Color as a Tool for Visual Persuasion
Lawrence L. Garber, Jr.
Eva M. Hyatt
Appalachian State University
Color is considered to be the most salient and the most “resonant and meaningful” visual feature of those seen in early vision (Hilbert, 1987, p. 2; Sacks, 1995). This makes color a compelling visual cue for persuasive communications purposes, such as conferring identity, meaning, or novelty to an object or idea.

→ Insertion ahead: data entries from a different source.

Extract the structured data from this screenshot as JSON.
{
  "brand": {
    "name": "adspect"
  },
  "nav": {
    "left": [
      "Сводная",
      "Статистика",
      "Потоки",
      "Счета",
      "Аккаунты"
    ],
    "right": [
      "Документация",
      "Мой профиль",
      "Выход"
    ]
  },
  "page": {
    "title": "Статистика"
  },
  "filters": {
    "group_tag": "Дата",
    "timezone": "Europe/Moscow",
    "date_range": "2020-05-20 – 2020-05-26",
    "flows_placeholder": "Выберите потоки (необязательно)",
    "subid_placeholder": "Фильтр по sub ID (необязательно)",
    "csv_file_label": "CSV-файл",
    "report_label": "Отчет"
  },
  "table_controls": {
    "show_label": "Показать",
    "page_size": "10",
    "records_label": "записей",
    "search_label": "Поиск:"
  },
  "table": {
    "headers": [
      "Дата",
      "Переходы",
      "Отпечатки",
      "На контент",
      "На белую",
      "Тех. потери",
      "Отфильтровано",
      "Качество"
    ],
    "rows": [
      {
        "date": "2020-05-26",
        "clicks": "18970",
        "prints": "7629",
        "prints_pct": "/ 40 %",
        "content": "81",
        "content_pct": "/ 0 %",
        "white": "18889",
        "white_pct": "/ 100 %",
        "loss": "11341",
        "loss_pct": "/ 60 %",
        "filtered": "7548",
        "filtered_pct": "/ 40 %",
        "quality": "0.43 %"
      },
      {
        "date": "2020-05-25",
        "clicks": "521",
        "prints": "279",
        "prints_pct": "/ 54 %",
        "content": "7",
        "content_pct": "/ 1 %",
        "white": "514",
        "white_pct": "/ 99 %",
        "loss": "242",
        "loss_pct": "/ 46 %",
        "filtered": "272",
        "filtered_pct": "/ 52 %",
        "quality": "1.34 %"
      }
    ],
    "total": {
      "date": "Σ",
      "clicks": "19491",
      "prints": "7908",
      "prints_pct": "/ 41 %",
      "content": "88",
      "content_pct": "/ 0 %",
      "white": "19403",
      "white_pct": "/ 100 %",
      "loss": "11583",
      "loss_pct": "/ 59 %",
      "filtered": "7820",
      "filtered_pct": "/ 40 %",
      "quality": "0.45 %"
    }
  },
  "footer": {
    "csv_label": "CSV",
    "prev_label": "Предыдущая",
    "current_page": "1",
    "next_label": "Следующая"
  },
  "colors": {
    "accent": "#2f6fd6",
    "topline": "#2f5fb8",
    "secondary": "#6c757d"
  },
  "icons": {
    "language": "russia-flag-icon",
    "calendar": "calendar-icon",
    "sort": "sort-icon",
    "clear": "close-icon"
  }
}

An interesting example that illustrates the powerful and complex workings of color in a persuasive communications context is Pepsico's early 1990s introduction of a clear form of Pepsi, called Crystal Pepsi (cf. Triplett, 1994). It failed. Pepsi was trying to take advantage of a new product color phenomenon, clearness, pioneered at that time by Ivory dishwashing liquid. Ivory had successfully changed the color of its liquid soap from its signature milky white color to a clear form, in order to capitalize on the very eye-catching-ness and excitement of this vivid and surprising departure from the familiar and expected. Pepsico, along with many other consumer packaged good companies in a variety of product categories, believed it could piggyback on the clear visual phenomenon by hurrying its own clear product, Crystal Pepsi, onto the market. However, Pepsi had failed to understand that product color conveys more than sensory experience, as, in this case, clearness connotes more than a distinctive, eye-catching appearance to the cola drinker. Among other things, it creates flavor and other performance expectations. Consumers expected a clear cola to have a lighter, cleaner flavor with fewer calories. However, upon tasting Crystal Pepsi, consumers' expectations were disconfirmed: They got the original Pepsi Cola strength of taste rendered unpalatable by a mere change of color! Even loyal Pepsi fans didn't like it! The moral of the story is that there is a relationship between food color and flavor in color-associated foods, and to change one is to risk changing the other. Ivory Liquid had succeeded because the new color did not change the meaning of the brand: clearness in a dishwashing liquid meant purity and mildness to the consumer, as did the milky color of Ivory before it.